I made this shirt for J in the summer and am only now getting around to blogging it! Lazy blogger!
My fabric is a random polyester rayon that I picked up off the red tag rack at Joann’s. J loves animals and I knew he’d be all over this fabric. I think I paid about $3.50 for the yard that I got and it was more than enough for this shirt.
The Prepster Pullover is a great shirt and a great pattern. I made this shirt in size 3T for J, and the fit was perfect. I’ve been consistently impressed with the fit in the Blank Slate Basics patterns. The fit on the 3T sizes at least are right on for my tall, skinny 3-year-old. If you have a kid who is stockier or broad in the chest or waist, you might need to go up a size. But if you kid hits in the 50%-ish range, the sizing should be pretty good.
I made very few alterations to the pattern. The biggest was in the sleeves. I made the shirt with short sleeves, and the short sleeves as drafted were ridiculously long for a 3T shirt, so I shortened them quite a bit. But I think that was a common critique at the pattern testing phase, so I expect that has been fixed in the final pattern.
I followed the pattern instructions for the placket, but this honestly is not my preferred way to do this style of placket. Melly has a great tutorial for a henley placket that, to me, is much easier and has a better result. Though this opinion is likely influenced by the fact that I was using a fabric with a one-directional pattern, so by following the included instructions for the placket, I ended up with half of my placket upside down (I just made that the inside placket).
I also had a b*#&$ of a time sewing the buttonholes, though I doubt that had anything to do with the pattern. The bottom button actually has no buttonhole. I gave up and just sewed the placket shut where the buttonhole should have been. The top one isn’t pretty, but it mostly works 🙂
The problem I ran into was that, because of all the layered fabric to form a placket, the fabric at the top and bottom was too thick to move smoothly under my buttonhole foot. It kept jamming up in the feed dogs and resulted in a big mess of knots. I think it might help to sew the buttonholes sideways instead of up and down. I might try that next time and see if I have better luck. Or snaps. Love me some snaps!
Still, I really like the pattern and will probably make more. I have some nice, striped cotton poplin in my stash that would make a nice long-sleeved shirt for J for the colder weather. I think playing with the direction of the stripes would be fun on this pattern too.
Size: 3T. Fit my 50% 3-year-old perfectly.
Fabric: Polyester from Joann’s red tag clearance shelf
Physical Pattern: The pattern comes in sizes 18m to 8, so there’s a great range. It’s a PDF, which is not my favorite, but seems to be a pretty common format for independent children’s patterns. Melissa has just recently started selling paper copies of her patterns, though.
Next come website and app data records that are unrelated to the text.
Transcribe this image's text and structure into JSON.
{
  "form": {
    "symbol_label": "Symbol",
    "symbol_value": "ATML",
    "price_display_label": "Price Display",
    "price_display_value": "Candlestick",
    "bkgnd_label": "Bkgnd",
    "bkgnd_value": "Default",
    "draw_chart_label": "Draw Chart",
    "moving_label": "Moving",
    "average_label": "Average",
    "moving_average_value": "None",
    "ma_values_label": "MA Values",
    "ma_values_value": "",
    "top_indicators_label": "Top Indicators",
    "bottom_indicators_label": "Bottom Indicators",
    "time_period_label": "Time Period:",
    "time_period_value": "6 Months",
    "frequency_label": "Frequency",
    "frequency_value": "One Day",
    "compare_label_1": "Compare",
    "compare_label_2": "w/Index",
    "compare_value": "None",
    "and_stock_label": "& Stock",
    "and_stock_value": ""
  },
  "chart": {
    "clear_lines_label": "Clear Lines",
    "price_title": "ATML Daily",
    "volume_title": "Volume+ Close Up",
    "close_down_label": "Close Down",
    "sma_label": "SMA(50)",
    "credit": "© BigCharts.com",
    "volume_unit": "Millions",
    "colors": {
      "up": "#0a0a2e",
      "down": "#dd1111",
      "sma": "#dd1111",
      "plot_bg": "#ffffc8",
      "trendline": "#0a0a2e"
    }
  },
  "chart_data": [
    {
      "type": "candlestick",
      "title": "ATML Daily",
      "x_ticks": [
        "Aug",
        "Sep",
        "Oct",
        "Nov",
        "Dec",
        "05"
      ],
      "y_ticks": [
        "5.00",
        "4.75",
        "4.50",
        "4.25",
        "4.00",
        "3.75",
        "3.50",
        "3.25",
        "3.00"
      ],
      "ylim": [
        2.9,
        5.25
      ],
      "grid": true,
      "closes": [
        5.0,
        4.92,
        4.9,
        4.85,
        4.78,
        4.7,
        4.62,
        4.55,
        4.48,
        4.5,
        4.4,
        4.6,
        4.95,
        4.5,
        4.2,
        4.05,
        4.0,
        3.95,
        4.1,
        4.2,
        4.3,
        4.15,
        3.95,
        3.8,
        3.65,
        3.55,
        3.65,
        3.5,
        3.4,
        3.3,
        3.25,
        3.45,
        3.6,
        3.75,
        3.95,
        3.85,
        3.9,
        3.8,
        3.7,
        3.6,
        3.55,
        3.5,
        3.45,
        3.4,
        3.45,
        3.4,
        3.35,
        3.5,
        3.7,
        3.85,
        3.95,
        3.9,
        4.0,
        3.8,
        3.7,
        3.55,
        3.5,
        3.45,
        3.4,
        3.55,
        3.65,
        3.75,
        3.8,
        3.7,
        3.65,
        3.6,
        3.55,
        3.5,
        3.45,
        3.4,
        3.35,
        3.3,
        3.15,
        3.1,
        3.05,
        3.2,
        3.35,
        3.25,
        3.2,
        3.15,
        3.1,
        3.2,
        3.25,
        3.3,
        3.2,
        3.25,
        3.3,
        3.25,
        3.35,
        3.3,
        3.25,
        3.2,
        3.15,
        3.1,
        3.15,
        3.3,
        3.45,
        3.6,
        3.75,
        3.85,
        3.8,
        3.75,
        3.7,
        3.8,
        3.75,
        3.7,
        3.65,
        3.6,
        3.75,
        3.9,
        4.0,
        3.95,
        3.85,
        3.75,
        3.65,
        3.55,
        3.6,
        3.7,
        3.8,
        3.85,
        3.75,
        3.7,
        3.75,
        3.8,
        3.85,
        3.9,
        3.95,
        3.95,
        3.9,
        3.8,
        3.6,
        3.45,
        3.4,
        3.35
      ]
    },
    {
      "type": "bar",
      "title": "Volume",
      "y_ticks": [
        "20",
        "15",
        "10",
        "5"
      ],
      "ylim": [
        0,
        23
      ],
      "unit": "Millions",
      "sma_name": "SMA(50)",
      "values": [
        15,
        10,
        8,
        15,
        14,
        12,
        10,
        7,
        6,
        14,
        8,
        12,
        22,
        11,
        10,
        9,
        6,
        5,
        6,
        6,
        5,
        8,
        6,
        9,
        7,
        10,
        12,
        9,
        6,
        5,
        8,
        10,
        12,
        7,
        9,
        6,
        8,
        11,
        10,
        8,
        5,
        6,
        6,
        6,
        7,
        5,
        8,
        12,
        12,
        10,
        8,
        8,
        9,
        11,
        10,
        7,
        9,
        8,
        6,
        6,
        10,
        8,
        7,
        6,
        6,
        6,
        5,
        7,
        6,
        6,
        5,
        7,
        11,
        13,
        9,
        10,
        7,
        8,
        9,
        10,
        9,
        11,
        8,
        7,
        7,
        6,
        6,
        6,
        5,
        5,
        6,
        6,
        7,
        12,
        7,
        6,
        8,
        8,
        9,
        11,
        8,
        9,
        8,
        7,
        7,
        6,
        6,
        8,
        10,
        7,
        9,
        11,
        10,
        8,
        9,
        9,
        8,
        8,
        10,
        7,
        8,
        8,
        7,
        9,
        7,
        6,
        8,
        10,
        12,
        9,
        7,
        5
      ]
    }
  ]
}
Maybe this one will be next!
- Dressier look for boys, but still easy construction.
- Mandarin-style collar make the shirt a bit dressier without the fuss of a full collar.
- Only half placket for ease of construction.
- Long and short sleeve options.
- Great basic pattern for building a handmade boy wardrove.
- Placket construction is not suitable for one-directional fabric.
- Buttonholes — the thick fabric at the top and bottom of the placket make the buttonholes a royal pain in the rear!
Overall Grade: B+. A great pattern for a slightly dressier boys look — though as you can tell, it’s great for everyday rowdiness too!